Records shown
+++++
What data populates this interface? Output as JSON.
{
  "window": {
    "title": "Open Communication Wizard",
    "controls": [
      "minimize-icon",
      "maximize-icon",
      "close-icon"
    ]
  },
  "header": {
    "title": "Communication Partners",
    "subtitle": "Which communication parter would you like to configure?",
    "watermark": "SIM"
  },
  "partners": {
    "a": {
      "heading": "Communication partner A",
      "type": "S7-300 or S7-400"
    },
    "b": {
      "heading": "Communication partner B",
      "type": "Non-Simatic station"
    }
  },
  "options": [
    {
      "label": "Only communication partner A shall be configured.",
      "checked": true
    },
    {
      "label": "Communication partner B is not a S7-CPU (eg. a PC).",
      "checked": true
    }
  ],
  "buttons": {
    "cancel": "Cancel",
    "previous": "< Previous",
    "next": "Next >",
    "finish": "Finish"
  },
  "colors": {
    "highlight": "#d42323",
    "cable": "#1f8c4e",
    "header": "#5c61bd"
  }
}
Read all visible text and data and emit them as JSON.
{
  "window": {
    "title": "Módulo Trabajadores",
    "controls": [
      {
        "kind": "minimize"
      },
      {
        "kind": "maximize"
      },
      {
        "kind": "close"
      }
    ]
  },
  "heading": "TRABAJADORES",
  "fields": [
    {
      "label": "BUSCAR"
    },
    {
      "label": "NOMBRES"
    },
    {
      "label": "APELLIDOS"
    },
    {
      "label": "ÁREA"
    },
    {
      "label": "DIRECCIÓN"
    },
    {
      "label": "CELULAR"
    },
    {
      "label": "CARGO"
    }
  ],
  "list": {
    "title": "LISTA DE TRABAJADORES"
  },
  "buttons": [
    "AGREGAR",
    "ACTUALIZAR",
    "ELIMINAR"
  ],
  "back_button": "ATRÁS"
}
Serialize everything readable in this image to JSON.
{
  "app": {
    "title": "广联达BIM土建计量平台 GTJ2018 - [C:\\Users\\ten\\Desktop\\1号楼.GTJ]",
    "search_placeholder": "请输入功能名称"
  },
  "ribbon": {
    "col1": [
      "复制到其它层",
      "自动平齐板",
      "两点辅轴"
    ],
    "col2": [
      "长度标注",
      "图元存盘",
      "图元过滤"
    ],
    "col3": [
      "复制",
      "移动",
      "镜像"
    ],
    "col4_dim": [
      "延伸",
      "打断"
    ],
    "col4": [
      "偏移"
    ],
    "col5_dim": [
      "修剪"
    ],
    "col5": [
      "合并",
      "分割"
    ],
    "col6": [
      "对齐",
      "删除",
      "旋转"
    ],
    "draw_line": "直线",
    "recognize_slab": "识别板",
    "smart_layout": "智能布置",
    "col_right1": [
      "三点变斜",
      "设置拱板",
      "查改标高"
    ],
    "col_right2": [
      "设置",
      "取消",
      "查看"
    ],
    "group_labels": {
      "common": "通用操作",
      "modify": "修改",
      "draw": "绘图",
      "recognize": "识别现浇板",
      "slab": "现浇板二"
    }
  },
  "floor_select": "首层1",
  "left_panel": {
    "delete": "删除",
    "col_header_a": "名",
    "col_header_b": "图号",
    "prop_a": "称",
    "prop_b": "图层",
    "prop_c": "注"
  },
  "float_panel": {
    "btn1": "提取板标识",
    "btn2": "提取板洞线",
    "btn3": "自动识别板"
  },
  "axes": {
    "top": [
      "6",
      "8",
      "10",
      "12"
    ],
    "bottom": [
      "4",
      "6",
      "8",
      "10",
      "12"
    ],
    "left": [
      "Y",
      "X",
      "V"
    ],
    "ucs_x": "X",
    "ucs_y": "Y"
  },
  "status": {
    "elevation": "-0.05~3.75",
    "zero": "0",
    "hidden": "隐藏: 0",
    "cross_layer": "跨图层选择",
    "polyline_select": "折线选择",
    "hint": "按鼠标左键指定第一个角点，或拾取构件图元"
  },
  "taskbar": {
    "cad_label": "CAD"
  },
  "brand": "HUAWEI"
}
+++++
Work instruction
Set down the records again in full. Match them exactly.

Task response
What data populates this interface? Output as JSON.
{
  "window": {
    "title": "Open Communication Wizard",
    "controls": [
      "minimize-icon",
      "maximize-icon",
      "close-icon"
    ]
  },
  "header": {
    "title": "Communication Partners",
    "subtitle": "Which communication parter would you like to configure?",
    "watermark": "SIM"
  },
  "partners": {
    "a": {
      "heading": "Communication partner A",
      "type": "S7-300 or S7-400"
    },
    "b": {
      "heading": "Communication partner B",
      "type": "Non-Simatic station"
    }
  },
  "options": [
    {
      "label": "Only communication partner A shall be configured.",
      "checked": true
    },
    {
      "label": "Communication partner B is not a S7-CPU (eg. a PC).",
      "checked": true
    }
  ],
  "buttons": {
    "cancel": "Cancel",
    "previous": "< Previous",
    "next": "Next >",
    "finish": "Finish"
  },
  "colors": {
    "highlight": "#d42323",
    "cable": "#1f8c4e",
    "header": "#5c61bd"
  }
}
Read all visible text and data and emit them as JSON.
{
  "window": {
    "title": "Módulo Trabajadores",
    "controls": [
      {
        "kind": "minimize"
      },
      {
        "kind": "maximize"
      },
      {
        "kind": "close"
      }
    ]
  },
  "heading": "TRABAJADORES",
  "fields": [
    {
      "label": "BUSCAR"
    },
    {
      "label": "NOMBRES"
    },
    {
      "label": "APELLIDOS"
    },
    {
      "label": "ÁREA"
    },
    {
      "label": "DIRECCIÓN"
    },
    {
      "label": "CELULAR"
    },
    {
      "label": "CARGO"
    }
  ],
  "list": {
    "title": "LISTA DE TRABAJADORES"
  },
  "buttons": [
    "AGREGAR",
    "ACTUALIZAR",
    "ELIMINAR"
  ],
  "back_button": "ATRÁS"
}
Serialize everything readable in this image to JSON.
{
  "app": {
    "title": "广联达BIM土建计量平台 GTJ2018 - [C:\\Users\\ten\\Desktop\\1号楼.GTJ]",
    "search_placeholder": "请输入功能名称"
  },
  "ribbon": {
    "col1": [
      "复制到其它层",
      "自动平齐板",
      "两点辅轴"
    ],
    "col2": [
      "长度标注",
      "图元存盘",
      "图元过滤"
    ],
    "col3": [
      "复制",
      "移动",
      "镜像"
    ],
    "col4_dim": [
      "延伸",
      "打断"
    ],
    "col4": [
      "偏移"
    ],
    "col5_dim": [
      "修剪"
    ],
    "col5": [
      "合并",
      "分割"
    ],
    "col6": [
      "对齐",
      "删除",
      "旋转"
    ],
    "draw_line": "直线",
    "recognize_slab": "识别板",
    "smart_layout": "智能布置",
    "col_right1": [
      "三点变斜",
      "设置拱板",
      "查改标高"
    ],
    "col_right2": [
      "设置",
      "取消",
      "查看"
    ],
    "group_labels": {
      "common": "通用操作",
      "modify": "修改",
      "draw": "绘图",
      "recognize": "识别现浇板",
      "slab": "现浇板二"
    }
  },
  "floor_select": "首层1",
  "left_panel": {
    "delete": "删除",
    "col_header_a": "名",
    "col_header_b": "图号",
    "prop_a": "称",
    "prop_b": "图层",
    "prop_c": "注"
  },
  "float_panel": {
    "btn1": "提取板标识",
    "btn2": "提取板洞线",
    "btn3": "自动识别板"
  },
  "axes": {
    "top": [
      "6",
      "8",
      "10",
      "12"
    ],
    "bottom": [
      "4",
      "6",
      "8",
      "10",
      "12"
    ],
    "left": [
      "Y",
      "X",
      "V"
    ],
    "ucs_x": "X",
    "ucs_y": "Y"
  },
  "status": {
    "elevation": "-0.05~3.75",
    "zero": "0",
    "hidden": "隐藏: 0",
    "cross_layer": "跨图层选择",
    "polyline_select": "折线选择",
    "hint": "按鼠标左键指定第一个角点，或拾取构件图元"
  },
  "taskbar": {
    "cad_label": "CAD"
  },
  "brand": "HUAWEI"
}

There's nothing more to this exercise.